Davidsson, B. J. R.;Sierks, H.;Güttler, C.;Marzari, F.;Pajola, M.;Rickman, H.;A’Hearn, M. F.;Auger, A. -T.;El-Maarry, M. R.;Fornasier, S.;Gutiérrez, P. J.;Keller, H. U.;Massironi, M.;Snodgrass, C.;Vincent, J. -B.;Barbieri, C.;Lamy, P. L.;Rodrigo, R.;Koschny, D.;Barucci, M. A.;Bertaux, J. -L.;Bertini, I.;Cremonese, G.;Da Deppo, V.;Debei, S.;De Cecco, M.;Feller, C.;Fulle, M.;Groussin, O.;Hviid, S. F.;Höfner, S.;Ip, W. -H.;Jorda, L.;Knollenberg, J.;Kovacs, G.;Kramm, J. -R.;Kührt, E.;Küppers, M.;La Forgia, F.;Lara, L. M.;Lazzarin, M.;Lopez Moreno, J. J.;Moissl-Fraund, R.;Mottola, S.;Naletto, G.;Oklay, N.;Thomas, N.;Tubiana, C. 2016. The primordial nucleus of comet 67P/Churyumov-Gerasimenko. Astronomy and Astrophysics 592, DOI: 10.1051/0004-6361/201526968
We investigate the formation and evolution of comet nuclei and other trans-Neptunian objects (TNOs) in the solar nebula and primordial disk prior to the giant planet orbit instability foreseen by the Nice model.
Aims. Our goal is to determine whether most observed comet nuclei are primordial rubble-pile survivors that formed in the solar nebula and young primordial disk or collisional rubble piles formed later in the aftermath of catastrophic disruptions of larger parent bodies. We also propose a concurrent comet and TNO formation scenario that is consistent with observations.
Methods. We used observations of comet 67P/Churyumov-Gerasimenko by the ESA Rosetta spacecraft, particularly by the OSIRIS camera system, combined with data from the NASA Stardust sample-return mission to comet 81P/Wild 2 and from meteoritics; we also used existing observations from ground or from spacecraft of irregular satellites of the giant planets, Centaurs, and TNOs. We performed modeling of thermophysics, hydrostatics, orbit evolution, and collision physics.
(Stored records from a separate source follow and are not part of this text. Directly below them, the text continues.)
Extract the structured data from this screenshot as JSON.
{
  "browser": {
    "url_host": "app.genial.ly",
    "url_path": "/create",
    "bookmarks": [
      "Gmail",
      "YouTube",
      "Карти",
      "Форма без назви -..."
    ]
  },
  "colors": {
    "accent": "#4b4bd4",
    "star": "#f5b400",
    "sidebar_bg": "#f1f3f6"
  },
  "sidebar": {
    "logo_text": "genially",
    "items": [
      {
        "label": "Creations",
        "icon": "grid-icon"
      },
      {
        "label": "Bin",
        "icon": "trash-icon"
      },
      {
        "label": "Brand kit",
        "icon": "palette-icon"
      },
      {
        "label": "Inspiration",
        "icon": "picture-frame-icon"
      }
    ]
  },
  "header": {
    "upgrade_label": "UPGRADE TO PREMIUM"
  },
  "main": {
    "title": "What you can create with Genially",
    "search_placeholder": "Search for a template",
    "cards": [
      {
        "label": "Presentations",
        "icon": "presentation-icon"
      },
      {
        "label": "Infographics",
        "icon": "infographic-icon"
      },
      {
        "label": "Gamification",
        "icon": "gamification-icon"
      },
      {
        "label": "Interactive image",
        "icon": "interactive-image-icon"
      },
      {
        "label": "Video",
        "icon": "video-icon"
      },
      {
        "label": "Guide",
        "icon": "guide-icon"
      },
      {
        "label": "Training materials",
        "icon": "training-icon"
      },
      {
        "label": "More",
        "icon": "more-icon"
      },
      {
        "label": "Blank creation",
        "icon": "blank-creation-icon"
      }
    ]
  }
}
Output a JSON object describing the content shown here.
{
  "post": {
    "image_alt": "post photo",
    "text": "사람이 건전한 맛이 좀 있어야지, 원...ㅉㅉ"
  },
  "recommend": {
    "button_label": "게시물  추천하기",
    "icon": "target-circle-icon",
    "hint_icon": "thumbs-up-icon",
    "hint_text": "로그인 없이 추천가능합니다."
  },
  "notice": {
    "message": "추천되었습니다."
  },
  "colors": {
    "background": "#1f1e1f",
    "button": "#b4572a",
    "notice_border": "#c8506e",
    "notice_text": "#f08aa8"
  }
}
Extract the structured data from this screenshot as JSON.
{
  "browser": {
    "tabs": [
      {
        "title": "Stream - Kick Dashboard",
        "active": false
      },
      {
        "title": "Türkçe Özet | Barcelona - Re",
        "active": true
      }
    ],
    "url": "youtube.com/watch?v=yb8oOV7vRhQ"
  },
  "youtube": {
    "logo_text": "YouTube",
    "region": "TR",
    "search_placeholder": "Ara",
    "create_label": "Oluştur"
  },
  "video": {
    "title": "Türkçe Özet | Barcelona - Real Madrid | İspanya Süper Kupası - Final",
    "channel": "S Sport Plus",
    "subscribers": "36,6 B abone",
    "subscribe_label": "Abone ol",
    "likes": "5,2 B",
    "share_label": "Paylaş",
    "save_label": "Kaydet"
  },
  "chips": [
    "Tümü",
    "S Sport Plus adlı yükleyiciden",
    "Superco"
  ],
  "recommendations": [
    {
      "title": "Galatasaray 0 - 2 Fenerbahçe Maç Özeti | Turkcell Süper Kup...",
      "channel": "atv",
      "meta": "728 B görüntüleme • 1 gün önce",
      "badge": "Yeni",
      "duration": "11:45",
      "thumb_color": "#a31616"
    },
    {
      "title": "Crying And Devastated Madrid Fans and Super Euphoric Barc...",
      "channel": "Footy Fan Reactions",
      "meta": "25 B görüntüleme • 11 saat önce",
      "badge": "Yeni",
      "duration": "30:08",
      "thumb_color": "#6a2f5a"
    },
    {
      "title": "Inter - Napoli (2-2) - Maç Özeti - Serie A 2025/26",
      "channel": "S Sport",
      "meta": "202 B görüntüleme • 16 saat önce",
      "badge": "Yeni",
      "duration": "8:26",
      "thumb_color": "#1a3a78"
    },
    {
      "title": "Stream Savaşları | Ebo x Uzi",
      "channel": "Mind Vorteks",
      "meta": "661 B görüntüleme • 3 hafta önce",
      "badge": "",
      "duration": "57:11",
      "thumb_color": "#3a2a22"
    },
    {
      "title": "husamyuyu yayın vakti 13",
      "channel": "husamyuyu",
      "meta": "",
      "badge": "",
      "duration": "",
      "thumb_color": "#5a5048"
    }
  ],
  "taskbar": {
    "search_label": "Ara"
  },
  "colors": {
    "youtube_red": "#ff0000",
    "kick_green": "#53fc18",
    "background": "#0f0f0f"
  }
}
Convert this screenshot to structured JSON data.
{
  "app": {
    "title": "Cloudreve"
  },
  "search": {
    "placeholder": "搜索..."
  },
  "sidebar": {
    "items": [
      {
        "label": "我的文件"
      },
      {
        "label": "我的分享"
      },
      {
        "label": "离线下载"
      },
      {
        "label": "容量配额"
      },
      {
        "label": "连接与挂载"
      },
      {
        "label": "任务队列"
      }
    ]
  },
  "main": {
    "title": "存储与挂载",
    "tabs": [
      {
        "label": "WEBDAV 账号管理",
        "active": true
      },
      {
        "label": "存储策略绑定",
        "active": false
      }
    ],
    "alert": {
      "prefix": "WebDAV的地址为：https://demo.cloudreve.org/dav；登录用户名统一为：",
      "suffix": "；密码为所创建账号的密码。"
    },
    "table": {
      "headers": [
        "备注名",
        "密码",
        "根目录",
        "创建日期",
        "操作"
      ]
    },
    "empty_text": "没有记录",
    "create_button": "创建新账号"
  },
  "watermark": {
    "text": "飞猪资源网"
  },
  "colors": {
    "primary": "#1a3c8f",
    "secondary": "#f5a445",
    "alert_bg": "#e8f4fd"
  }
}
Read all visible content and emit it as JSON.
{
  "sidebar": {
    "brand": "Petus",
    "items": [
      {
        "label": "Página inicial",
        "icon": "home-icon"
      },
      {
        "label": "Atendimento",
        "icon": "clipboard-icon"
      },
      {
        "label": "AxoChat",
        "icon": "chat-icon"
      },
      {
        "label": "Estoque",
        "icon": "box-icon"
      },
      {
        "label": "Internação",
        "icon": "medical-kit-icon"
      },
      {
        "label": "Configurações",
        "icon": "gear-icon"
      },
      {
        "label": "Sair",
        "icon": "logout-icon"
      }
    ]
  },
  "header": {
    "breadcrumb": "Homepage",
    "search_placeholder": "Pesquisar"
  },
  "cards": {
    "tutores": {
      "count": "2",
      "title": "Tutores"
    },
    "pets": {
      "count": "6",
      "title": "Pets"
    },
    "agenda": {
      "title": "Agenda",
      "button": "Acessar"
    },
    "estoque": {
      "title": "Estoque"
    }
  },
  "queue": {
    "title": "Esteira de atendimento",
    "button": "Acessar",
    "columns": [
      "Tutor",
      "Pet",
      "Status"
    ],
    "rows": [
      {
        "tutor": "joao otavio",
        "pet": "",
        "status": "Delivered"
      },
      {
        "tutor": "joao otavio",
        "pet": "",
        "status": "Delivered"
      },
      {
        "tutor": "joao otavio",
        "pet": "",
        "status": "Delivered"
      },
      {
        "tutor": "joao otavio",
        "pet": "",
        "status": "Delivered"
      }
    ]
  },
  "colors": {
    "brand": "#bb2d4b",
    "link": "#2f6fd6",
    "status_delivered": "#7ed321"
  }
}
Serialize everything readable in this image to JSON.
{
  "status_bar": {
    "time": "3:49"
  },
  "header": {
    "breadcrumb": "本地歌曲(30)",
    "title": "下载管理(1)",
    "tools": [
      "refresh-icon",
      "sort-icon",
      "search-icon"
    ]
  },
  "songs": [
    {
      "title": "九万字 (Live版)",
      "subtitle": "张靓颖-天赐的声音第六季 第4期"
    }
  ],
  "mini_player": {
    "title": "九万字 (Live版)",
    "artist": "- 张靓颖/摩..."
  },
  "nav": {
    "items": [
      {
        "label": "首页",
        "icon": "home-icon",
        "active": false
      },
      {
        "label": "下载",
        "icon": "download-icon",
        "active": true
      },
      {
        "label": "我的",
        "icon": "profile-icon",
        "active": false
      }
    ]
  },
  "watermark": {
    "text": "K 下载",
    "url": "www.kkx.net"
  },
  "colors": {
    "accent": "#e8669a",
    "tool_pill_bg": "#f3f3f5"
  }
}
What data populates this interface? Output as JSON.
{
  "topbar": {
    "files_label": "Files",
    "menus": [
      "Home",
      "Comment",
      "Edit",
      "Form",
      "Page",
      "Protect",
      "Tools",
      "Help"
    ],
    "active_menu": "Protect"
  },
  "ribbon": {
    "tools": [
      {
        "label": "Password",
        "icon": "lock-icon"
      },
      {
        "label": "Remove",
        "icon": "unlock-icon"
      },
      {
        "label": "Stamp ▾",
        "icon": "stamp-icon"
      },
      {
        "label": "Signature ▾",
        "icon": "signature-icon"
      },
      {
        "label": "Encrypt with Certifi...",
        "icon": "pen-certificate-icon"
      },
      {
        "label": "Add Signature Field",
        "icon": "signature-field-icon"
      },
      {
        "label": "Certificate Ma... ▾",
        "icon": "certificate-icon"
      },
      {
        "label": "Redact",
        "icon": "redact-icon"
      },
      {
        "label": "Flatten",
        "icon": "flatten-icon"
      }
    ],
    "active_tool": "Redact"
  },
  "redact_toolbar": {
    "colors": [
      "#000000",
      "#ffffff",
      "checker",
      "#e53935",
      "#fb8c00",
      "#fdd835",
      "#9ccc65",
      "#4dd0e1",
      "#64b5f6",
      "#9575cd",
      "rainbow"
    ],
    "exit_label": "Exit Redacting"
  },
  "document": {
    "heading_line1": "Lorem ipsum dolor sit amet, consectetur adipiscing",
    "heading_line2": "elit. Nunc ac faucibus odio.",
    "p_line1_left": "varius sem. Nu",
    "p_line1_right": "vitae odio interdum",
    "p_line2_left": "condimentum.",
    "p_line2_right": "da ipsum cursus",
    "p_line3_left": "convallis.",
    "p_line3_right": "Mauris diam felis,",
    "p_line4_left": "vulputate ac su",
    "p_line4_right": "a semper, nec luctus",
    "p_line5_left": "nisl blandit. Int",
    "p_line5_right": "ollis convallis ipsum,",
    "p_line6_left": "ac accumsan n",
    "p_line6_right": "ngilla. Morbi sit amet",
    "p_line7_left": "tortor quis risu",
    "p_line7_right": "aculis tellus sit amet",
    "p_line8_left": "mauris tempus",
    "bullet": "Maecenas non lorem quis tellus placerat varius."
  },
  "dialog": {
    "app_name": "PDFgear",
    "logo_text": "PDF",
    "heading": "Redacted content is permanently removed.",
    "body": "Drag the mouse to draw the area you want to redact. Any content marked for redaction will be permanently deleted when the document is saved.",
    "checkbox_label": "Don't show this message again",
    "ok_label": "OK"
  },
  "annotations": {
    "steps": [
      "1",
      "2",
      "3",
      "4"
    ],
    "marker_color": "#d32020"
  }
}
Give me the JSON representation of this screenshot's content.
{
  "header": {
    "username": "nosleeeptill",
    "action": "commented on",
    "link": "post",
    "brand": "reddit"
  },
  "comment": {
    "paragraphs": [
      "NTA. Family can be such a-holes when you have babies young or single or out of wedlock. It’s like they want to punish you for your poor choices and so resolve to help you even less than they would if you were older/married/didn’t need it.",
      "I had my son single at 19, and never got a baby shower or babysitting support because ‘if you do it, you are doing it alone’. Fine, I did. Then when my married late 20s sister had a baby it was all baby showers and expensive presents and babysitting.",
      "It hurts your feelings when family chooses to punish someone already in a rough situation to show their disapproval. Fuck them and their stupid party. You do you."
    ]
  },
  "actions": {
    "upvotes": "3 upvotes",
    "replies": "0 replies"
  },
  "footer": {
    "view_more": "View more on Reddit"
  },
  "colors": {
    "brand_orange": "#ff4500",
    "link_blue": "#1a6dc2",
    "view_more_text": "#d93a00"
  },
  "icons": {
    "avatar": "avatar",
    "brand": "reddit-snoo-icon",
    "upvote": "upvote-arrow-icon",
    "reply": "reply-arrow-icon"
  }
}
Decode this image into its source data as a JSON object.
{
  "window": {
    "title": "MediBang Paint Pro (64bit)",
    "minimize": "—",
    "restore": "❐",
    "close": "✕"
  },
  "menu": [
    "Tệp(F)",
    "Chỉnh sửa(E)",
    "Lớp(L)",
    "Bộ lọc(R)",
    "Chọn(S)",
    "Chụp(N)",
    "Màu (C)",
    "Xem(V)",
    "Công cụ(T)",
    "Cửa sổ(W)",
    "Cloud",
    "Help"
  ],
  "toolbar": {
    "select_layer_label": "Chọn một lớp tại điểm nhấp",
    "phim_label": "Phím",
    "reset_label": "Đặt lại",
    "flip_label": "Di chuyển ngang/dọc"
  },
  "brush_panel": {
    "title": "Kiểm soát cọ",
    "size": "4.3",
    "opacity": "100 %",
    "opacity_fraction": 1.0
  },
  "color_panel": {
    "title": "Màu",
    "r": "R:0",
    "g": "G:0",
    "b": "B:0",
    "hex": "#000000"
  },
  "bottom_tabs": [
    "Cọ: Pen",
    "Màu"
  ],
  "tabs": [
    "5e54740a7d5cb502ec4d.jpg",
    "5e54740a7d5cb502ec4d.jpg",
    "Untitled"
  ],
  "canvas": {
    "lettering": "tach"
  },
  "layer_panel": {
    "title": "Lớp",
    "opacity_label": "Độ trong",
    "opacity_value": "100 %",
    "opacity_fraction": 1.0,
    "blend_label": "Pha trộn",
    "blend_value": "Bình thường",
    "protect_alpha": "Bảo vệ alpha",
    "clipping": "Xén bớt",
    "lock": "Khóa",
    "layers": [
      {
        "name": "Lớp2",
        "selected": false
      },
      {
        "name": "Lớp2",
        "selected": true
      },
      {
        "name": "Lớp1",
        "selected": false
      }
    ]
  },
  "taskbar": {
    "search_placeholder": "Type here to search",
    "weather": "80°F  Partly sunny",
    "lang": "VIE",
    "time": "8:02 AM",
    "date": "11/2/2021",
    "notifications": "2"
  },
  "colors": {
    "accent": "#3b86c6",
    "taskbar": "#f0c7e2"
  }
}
Results. We find that thermal processing due to short-lived radionuclides, combined with collisional processing during accretion in the primordial disk, creates a population of medium-sized bodies that are comparably dense, compacted, strong, heavily depleted in supervolatiles like CO and CO2; they contain little to no amorphous water ice, and have experienced extensive metasomatism and aqueous alteration due to liquid water. Irregular satellites Phoebe and Himalia are potential representatives of this population. Collisional rubble piles inherit these properties from their parents. Contrarily, comet nuclei have low density, high porosity, weak strength, are rich in supervolatiles, may contain amorphous water ice, and do not display convincing evidence of in situ metasomatism or aqueous alteration. We outline a comet formation scenario that starts in the solar nebula and ends in the primordial disk, that reproduces these observed properties, and additionally explains the presence of extensive layering on 67P/Churyumov-Gerasimenko (and on 9P/Tempel 1 observed by Deep Impact), its bi-lobed shape, the extremely slow growth of comet nuclei as evidenced by recent radiometric dating, and the low collision probability that allows primordial nuclei to survive the age of the solar system.
Conclusions. We conclude that observed comet nuclei are primordial rubble piles, and not collisional rubble piles. We argue that TNOs formed as a result of streaming instabilities at sizes below similar to 400 km and that similar to 350 of these grew slowly in a low-mass primordial disk to the size of Triton, Pluto, and Eris, causing little viscous stirring during growth. We thus propose a dynamically cold primordial disk, which prevented medium-sized TNOs from breaking into collisional rubble piles and allowed the survival of primordial rubble-pile comets. We argue that comets formed by hierarchical agglomeration out of material that remained after TNO formation, and that this slow growth was a necessity to avoid thermal processing by short-lived radionuclides that would lead to loss of supervolatiles, and that allowed comet nuclei to incorporate similar to 3 Myr old material from the inner solar system.